For the past few years, I’ve been carefully revealing a deep and dark secret to friends, family, and co-workers. . .
My favorite TV show is about a vigilante serial killer. Now, I know I’m not alone. The genre has exploded in popularity recently, and it’s naïve to think that many of the people who I’m afraid to confide in are the same people who are tuning in with me to watch.
A novel approach to TVs favorite serial killers
Whether you think he’s justified or not, odds are, if you know him, you love him: Dexter Morgan — the vigilante serial killer who is the subject of CBS Corporation (NYSE:CBS)’s Showtime series, Dexter. The show is, in fact, based on a series of novels, the first of which is Darkly Dreaming Dexter, and it has arguably been the most successful series for Showtime. The previous season (season seven) was the highest-rated season of the series, averaging 6.1 million viewers per week. The season seven finale had 3.43 million viewers on the night it aired — the most viewers ever for a Showtime series episode. In advance of the start of the final season, Showtime entertainment president, David Nevins, had already hinted at the possibility of a spin-off. He stated, “All options are on the table as to where it could go after this.”

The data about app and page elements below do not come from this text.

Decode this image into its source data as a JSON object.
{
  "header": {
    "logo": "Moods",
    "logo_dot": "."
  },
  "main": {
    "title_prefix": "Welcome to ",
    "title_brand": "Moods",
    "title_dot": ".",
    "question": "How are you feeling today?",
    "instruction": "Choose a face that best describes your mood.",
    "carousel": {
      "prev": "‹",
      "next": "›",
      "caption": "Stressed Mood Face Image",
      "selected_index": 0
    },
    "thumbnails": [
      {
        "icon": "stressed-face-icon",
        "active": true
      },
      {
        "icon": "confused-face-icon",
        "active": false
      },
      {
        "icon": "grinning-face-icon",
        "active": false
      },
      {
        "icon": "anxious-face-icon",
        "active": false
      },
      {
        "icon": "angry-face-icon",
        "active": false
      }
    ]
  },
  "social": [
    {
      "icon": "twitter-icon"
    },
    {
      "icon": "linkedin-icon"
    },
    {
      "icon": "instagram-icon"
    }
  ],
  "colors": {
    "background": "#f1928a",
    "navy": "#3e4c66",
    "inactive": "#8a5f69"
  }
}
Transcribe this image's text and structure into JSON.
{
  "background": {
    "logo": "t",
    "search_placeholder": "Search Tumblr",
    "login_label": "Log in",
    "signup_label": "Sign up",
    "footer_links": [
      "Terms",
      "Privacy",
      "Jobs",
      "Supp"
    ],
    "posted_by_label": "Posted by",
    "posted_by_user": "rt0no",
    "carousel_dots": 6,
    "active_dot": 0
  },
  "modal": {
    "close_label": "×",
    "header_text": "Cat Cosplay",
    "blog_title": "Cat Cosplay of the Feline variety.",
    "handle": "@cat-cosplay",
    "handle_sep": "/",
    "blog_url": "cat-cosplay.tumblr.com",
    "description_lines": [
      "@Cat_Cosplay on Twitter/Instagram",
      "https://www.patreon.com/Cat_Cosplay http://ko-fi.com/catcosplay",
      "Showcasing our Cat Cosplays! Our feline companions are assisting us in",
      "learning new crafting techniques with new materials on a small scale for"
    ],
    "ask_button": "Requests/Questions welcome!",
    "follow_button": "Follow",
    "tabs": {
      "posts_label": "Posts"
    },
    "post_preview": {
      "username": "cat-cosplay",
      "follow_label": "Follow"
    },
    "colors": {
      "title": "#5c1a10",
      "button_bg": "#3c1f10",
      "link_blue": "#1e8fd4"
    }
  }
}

It is difficult to gauge just how profitable Dexter has been for CBS Corporation (NYSE:CBS), but for 4Q12, cable network revenue increased 11% to $438 million, up from $395 million for the same prior-year period. According to CBS Corporation (NYSE:CBS), this is the result of “ . . . higher affiliate revenues, which reflect increases in rates and subscriptions at Showtime Networks . . . as well as an increase in revenues from the licensing of Showtime original series.”
Just as Dexter was adapted from a novel, so was Norman Bates. Before Norman appeared in Hitchcock’s masterpiece, he was the subject of a novel, written by Robert Bloch. The creators of A&E’s, Bates Motel, contend that their series is not completely beholden to either work. They admit to having taken some liberty with re-imagining a younger Norman and his relationship with his mother, Norma. A+E Networks, a joint venture of The Walt Disney Company (NYSE:DIS) and Hearst Corporation, has already renewed the series for a second season, based on the initial acclaim of the series.